Over the previous two years my daughter Anna has been helping with the film “Six Inches of Soil”. The film is now complete and will have it debut in an auditorium in Cambridge on December 5th, there will be more viewing opportunities next year, at our farm, The Pink Pig Farm and John Pawsey’s Shimpling Park Farm.
As a result of participating with my daughter Anna in the forthcoming film “Six inches of Soil”, we ended up completing a second carbon calculator with the Carbon Calculator Toolkit. This produced a result which said that we were sequestering carbon. Consequently, we were encouraged to enter Soil Farmer of the Year, the results of which were announced at Groundswell. We were fortunate enough to come in the final six, something that I am proud of, we may never have entered this competition, if it had not been for the sequence of events mentioned above.
This year we came through the hottest June across the world, breaking all records and throughout the year, individual country temperature records across the globe are being smashed every week. This has been followed by an extremely wet autumn which has created many problems for the farming industry. Books that I have read inform me that one third of the carbon dioxide in the atmosphere has come from Agriculture and much of that has derived from soil organic matter levels plummeting, causing carbon to leave the soil and enter the atmosphere. Obviously, this has been going on for centuries, however the introduction of mechanisation, together with manmade nitrogen, has caused an acceleration of the global warming in the twentieth century and up to the present day.

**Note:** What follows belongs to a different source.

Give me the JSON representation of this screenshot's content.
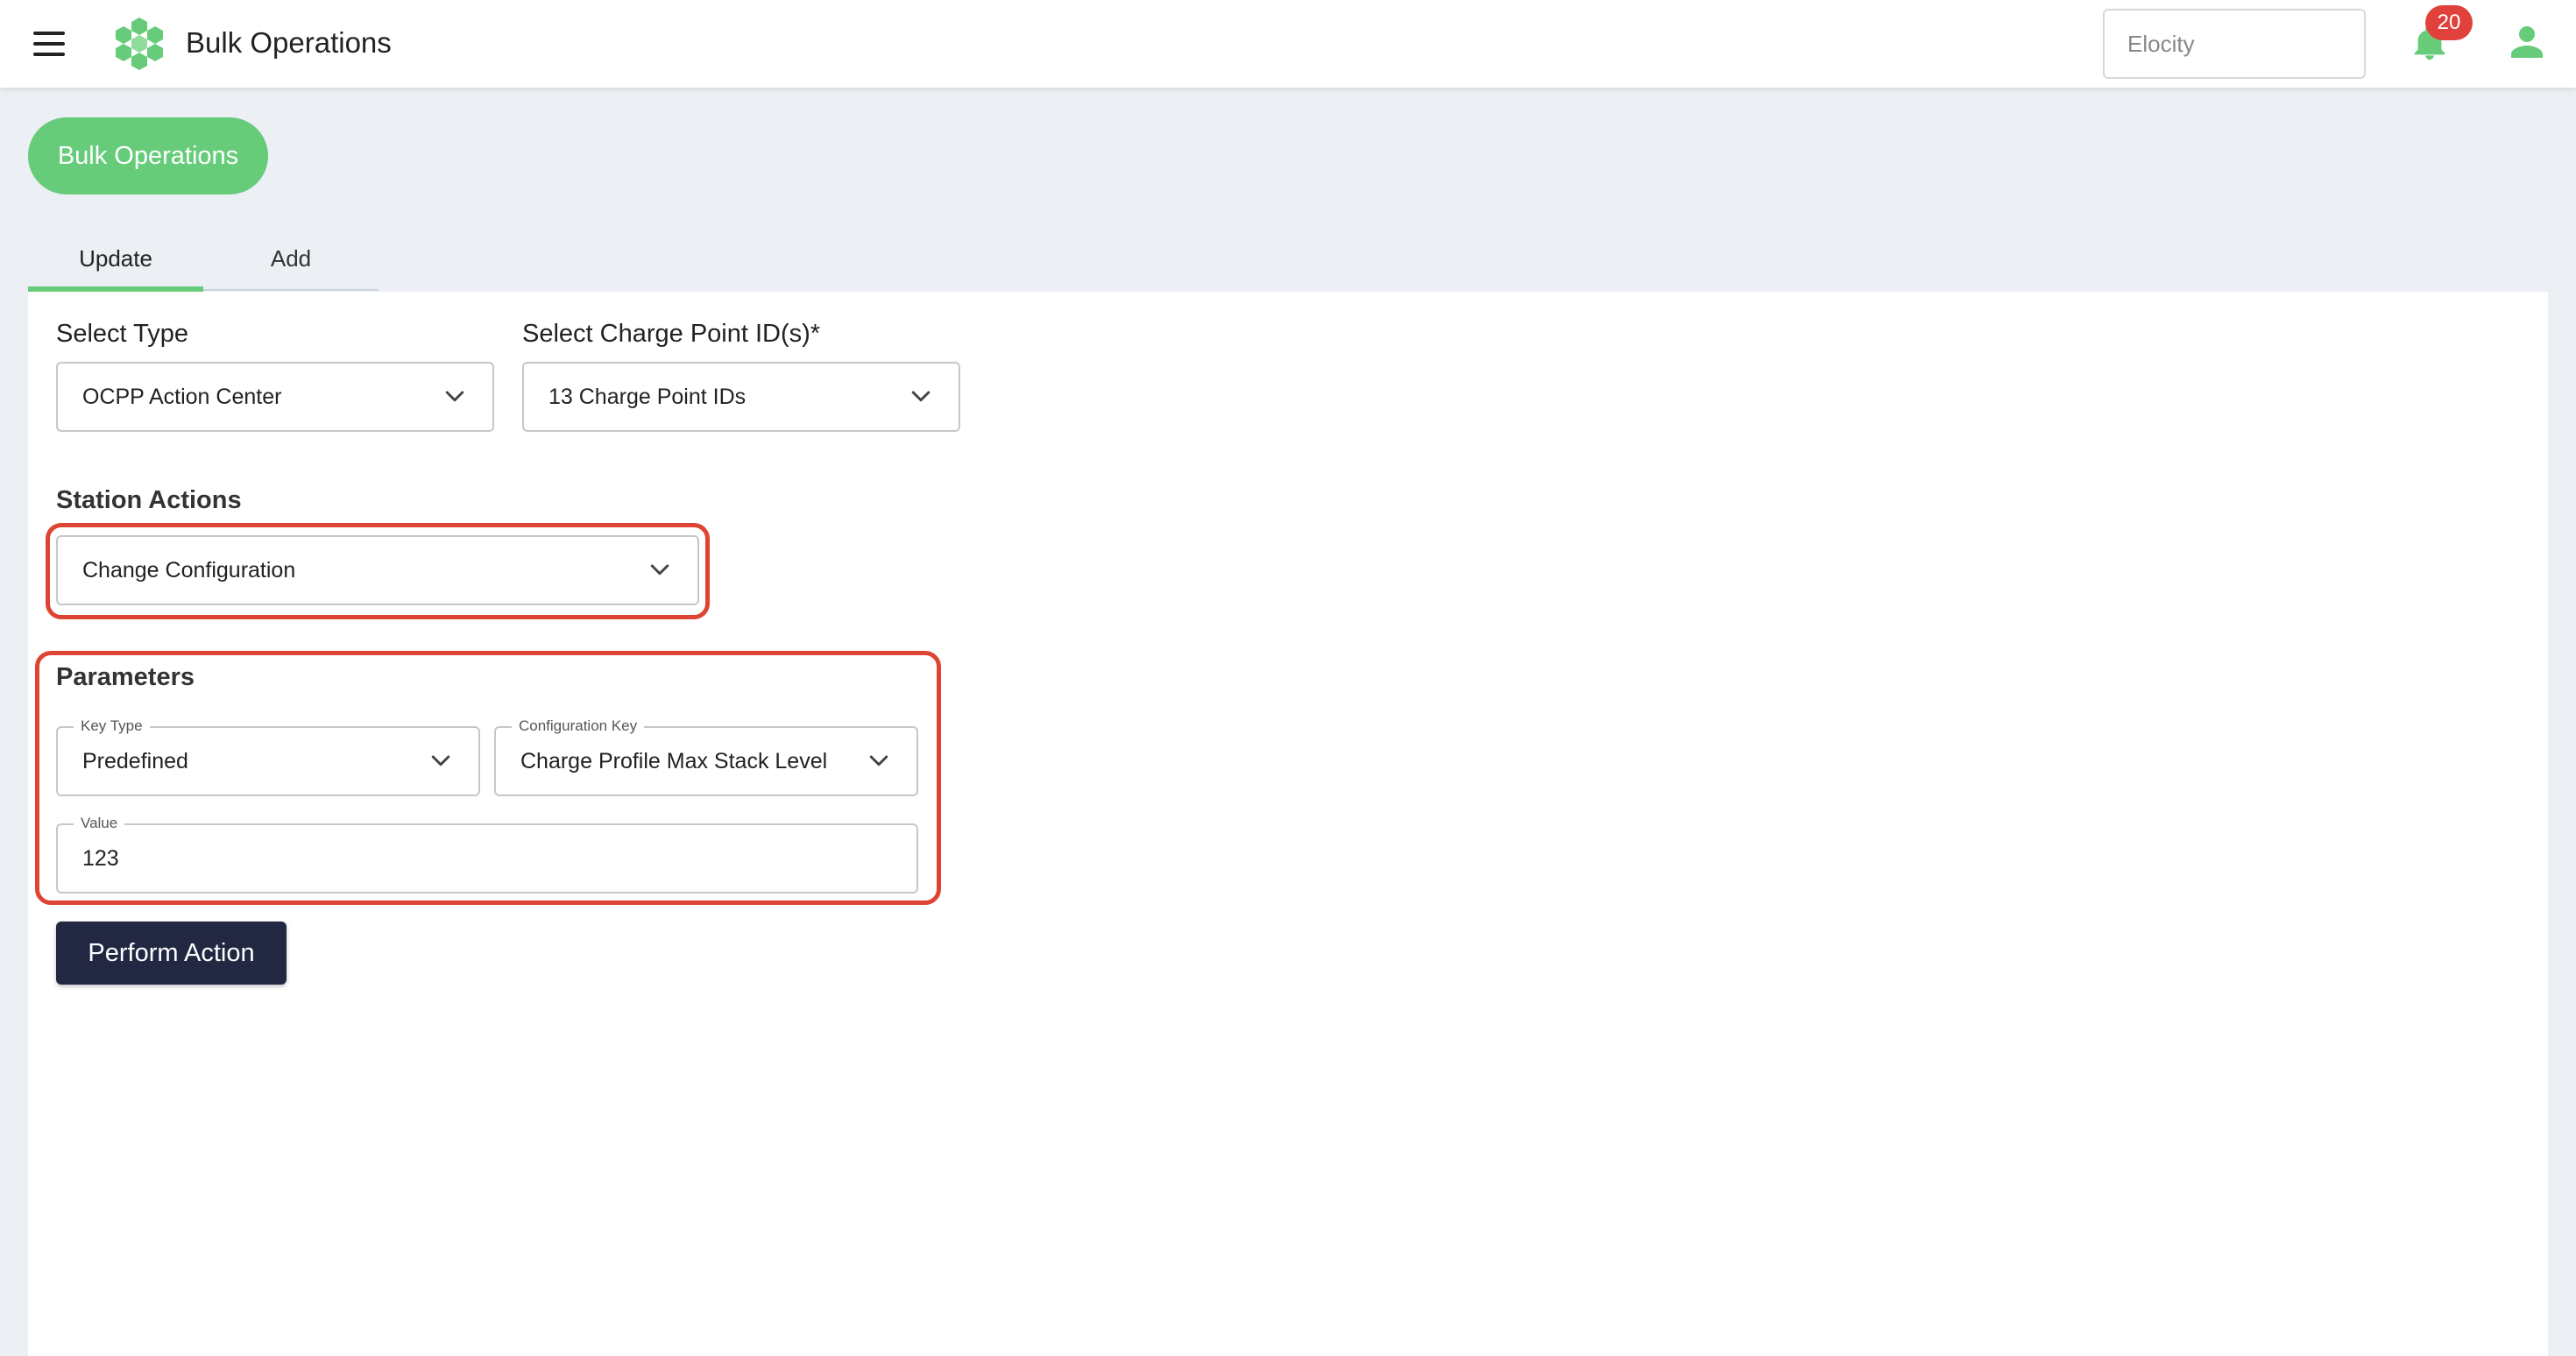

I apologise for being an eco-warrior but one of the big drivers for me going down the regen route was the fact that I could help in a small way to change and improve the global warming situation, just like the EFG principle one farmer cannot do this alone. I believe that as a committed regenerative farmer, it is my job to prove that this type of farming can make a profit, deliver environmental benefits and above all, set an example to the farming community that the regenerative system of farming works in a sustainable way and if carried out at scale, we can all do our bit to help combat global warming. We could then proudly announce to our grandchildren that we did something to alleviate the mess that the world is accelerating into. The government may have grasped this concept, and the new SFI encourages farmers to work towards the regenerative principles.
To finish on a happier note, in May I hosted my first music and beer festival, my motivation came from fellow regen farmer Jonathan Hodgson who together with his brother Matthew have hosted several festivals. I managed to get together five bands, five real ales, two ciders and a lager. Being a bitter drinker, I underestimated the number of lager drinkers attending our festival and by seven pm I was driving to my local pub to buy another barrel of lager. The cider also ran out by 8 pm. The whole event has been a big learning curve, but we did financially break even, and I intend to host another festival next year. The only complaint was from a person who was reluctant to wait another year for the next festival. It’s not every day that you phone a close friend from a blocked lady’s toilets and ask him to join you in the middle cubicle, complete with a plunger. We discovered that the cistern was not filling, eventually, we locked the door from the inside, and I clambered over the partition into the neighbouring cubicle, I would like to add that no ladies were interrupted due to my actions.